In a world where the power of business and commercialism rules, Nigeria’s youth are missing out on much-needed change. The majority of our young people live in poverty and work in jobs that pay badly and hardly earn enough to cover their day-to-day living costs. Nigeria’s youth have not been granted the same opportunities at birth as the others around the world. Yet, things could not be more different because the government has granted scholarships for girls from disadvantaged communities to pursue their education and pursue careers in fields that will bring them financial security in their old age.

It is unfortunate that this small country on the Gulf of Guinea is the one that is caught up in this international embarrassment and shame. Nigeria has one of the most stable democracies in Africa and has a history of peaceful transfer of power. However, political rancor, graft and nepotism are still a part of daily politics. Lack of transparency in public services, corruption, and ineffective leadership are some of the major causes of the country’s dysfunctional government.
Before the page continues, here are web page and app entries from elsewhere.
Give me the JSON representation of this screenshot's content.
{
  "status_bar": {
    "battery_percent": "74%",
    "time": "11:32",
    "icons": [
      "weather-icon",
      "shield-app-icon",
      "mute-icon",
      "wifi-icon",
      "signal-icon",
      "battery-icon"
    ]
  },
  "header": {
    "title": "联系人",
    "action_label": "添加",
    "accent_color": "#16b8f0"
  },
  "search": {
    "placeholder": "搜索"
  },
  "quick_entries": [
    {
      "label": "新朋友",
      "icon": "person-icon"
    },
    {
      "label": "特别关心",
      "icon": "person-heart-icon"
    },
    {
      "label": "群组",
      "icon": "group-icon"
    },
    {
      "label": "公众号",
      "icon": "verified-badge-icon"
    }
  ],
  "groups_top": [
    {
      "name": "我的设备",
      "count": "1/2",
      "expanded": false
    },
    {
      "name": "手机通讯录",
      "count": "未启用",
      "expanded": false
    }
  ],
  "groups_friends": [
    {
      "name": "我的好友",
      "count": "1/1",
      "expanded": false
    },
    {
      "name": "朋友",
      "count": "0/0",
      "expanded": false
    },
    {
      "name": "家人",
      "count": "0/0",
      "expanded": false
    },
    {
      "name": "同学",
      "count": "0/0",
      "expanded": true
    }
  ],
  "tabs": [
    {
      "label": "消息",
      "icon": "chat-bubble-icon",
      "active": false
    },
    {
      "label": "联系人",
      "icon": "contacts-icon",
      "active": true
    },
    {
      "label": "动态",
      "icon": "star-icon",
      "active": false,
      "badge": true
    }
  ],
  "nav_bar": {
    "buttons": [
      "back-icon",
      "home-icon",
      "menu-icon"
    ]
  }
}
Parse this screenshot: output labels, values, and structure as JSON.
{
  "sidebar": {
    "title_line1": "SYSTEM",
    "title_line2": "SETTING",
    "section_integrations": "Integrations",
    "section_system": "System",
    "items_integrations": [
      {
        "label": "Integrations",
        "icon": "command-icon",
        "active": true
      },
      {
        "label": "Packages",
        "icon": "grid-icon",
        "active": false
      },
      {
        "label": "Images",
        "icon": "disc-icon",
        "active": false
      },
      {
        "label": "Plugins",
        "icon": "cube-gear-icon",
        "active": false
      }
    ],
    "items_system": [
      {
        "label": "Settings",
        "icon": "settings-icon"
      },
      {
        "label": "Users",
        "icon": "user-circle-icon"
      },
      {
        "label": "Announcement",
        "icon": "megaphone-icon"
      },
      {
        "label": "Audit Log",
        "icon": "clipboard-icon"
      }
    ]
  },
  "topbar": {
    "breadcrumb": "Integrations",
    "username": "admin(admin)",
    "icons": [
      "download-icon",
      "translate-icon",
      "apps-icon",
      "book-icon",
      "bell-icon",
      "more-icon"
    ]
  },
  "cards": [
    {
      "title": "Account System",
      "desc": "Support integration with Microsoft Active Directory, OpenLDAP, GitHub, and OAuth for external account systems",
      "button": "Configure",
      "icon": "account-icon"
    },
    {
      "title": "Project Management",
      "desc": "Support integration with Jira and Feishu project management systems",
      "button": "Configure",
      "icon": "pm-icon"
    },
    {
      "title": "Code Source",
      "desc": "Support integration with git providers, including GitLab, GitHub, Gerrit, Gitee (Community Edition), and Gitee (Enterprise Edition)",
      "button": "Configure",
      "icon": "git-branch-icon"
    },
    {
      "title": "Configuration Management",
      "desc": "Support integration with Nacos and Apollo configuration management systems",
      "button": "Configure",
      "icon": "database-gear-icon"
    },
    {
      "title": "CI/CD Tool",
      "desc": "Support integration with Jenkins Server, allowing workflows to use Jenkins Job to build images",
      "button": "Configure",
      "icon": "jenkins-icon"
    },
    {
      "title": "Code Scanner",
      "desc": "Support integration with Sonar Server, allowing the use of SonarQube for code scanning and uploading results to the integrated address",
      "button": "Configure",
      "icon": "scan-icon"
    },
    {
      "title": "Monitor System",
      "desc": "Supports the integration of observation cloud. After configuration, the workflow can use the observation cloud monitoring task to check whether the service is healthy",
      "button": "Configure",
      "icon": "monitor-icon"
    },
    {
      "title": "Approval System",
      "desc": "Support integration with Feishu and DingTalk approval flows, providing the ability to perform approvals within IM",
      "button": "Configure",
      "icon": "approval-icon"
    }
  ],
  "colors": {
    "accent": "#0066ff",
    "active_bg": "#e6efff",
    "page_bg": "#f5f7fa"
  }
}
Today, Nigeria needs leaders who will not only listen to the young but also to everyone else who lives in the country.

Nigeria’s politicians need to address the concerns of the young, especially the girls who constitute half the population. They should realize that change is necessary if they want change. Otherwise, more young people will continue to live in poverty and they will be unable to realize their dreams of college degrees, better jobs and a better standard of living. They have suffered gender discrimination since the time of the Apartheid when men used to rule over women. Now, the gap between the haves and the have-nots is slowly closing but things are still not really getting better for the women.

Some Nigerian politicians believe that if the women get educated, they will automatically vote for the government in general. This is yet another misconception. Many female students are discouraged from going to school because they lack money for the transportation and other expenses. If they vote for the politicians, they might not be able to afford the degree they want. What is more, these young women might face the same fate as the young men who were forced out of school after Apartheid.

Nigeria’s youth, women and girls have their own demands. They want to be respected, to have their needs addressed and for them to be equal. They are tired of being treated like second class citizens. Some of them would like to have more say in how the country is run.

Some women want to be granted equal rights. They demand a change in the social structure of the country. If women feel secure enough to walk around, go to school and be respected, then they will not turn back away from the government institutions when they get a chance. The key is for the government to realize that women too have rights. If women are given a voice, it will not be a man’s world any longer. Women will rule.